The Health District and ODH recommended closing of common areas such as dining and activity rooms until the reports of new symptoms ceased. In addition the facility was encouraged to sanitize these areas and make hand sanitizer readily available throughout. The common areas were opened over the weekend after passing the 72 hour mark of the last report of new symptoms.

 

Several health district employees were in the facility last week and this week to provide information to residents and ask questions about food and activities in the last few weeks. The hope in these interviews is to try to identify an item or event that separates those that got sick and those that didn’t.

 

“We’re doing our best to find the source of the outbreak, but it’s important to remember that the majority of outbreaks are never traced back to a source,” said Connor Rittwage, Epidemiologist. “There can be so many variables when you’re talking about what people eat and do over the potential exposure period, that it can be difficult to identify a common link.”

 

But that doesn’t stop the Health District from trying. Information from interviews of the residents is still being analyzed and will take weeks to complete.

 

Batey states, “Even in these sorts of outbreaks where we may never know the exact cause, we aim to provide guidance and oversight to help quickly reduce the spread of the disease to others and their families. We remain committed to fully investigating all disease outbreaks in Wood County so that any insights found can be shared with individuals and facilities for future prevention measures.”

 

Background Information

 

  • Salmonella is an enteric bacterium, which means that it lives in the intestinal tracts of humans and other animals.
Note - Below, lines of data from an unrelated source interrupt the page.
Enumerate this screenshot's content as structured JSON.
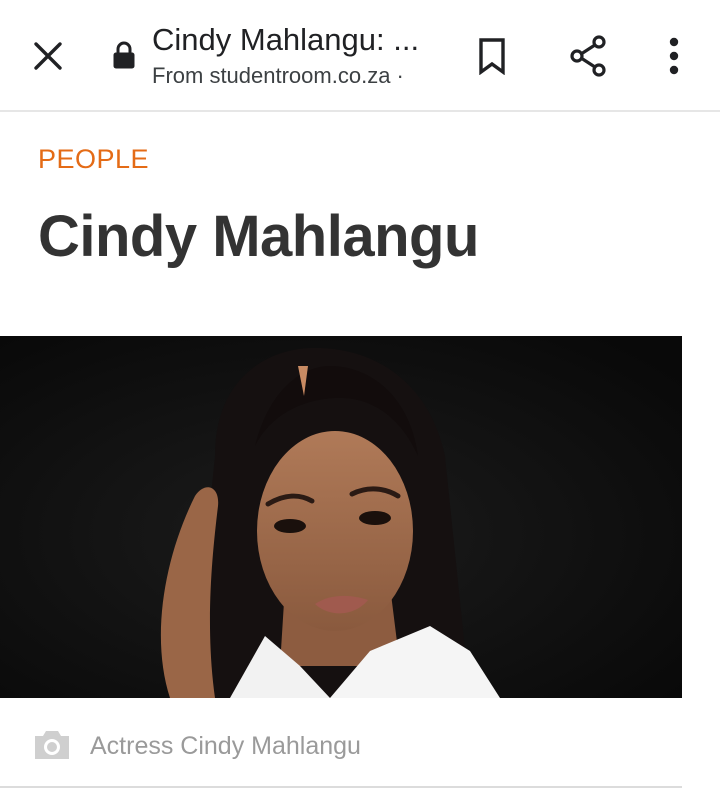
{
  "toolbar": {
    "title": "Cindy Mahlangu: ...",
    "source": "From studentroom.co.za ·"
  },
  "article": {
    "category": "PEOPLE",
    "headline": "Cindy Mahlangu",
    "image_caption": "Actress Cindy Mahlangu"
  },
  "colors": {
    "accent": "#e46b16",
    "headline": "#333333",
    "caption": "#9a9a9a"
  },
  "icons": [
    "close-icon",
    "lock-icon",
    "bookmark-icon",
    "share-icon",
    "more-vert-icon",
    "camera-icon"
  ]
}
Salmonella bacteria are usually transmitted to humans by eating foods contaminated with human or animal feces.
  • Salmonella bacteria are often found in food, water, and on animals. Salmonellosis is typically a food-borne illness acquired from contaminated raw poultry, eggs, and unpasteurized milk and cheese products. Although poultry and eggs are primary culprits, Salmonella can be found in a variety of foods including ground meat, fruits, and vegetables—even processed foods such as frozen pot pies. Contaminated foods usually look and smell normal.
  • Other sources of exposure include contact with infected animals/pets, especially turtles, iguanas, other reptiles, chicks, cattle and poultry.
  • An infected food handler who neglects to wash his or her hands with soap and warm water after using the bathroom may also contaminate food.
  • Most persons infected with salmonella develop symptoms including nausea, diarrhea, fever, and abdominal cramps; they typically start 12 to 72 hours after exposure.
  • There is no real cure for Salmonella infection, except treatment of the symptoms. Persons with severe diarrhea may require rehydration, often with intravenous fluids.
  • The illness usually lasts 4 to 7 days, and most persons recover without treatment. However, in some persons, the diarrhea may be so severe that the patient needs to be hospitalized.
  • Most people recover on their own; still, anyone with symptoms like these should see a health care provider right away.
  • Persons with diarrhea usually recover completely, although it may be several months before their bowel habits are entirely normal.
  • Although anyone can get a Salmonella infection, older adults, infants, and people with impaired immune systems are at increased risk for serious illness. In these people, a relatively small number of Salmonella bacteria can cause severe illness.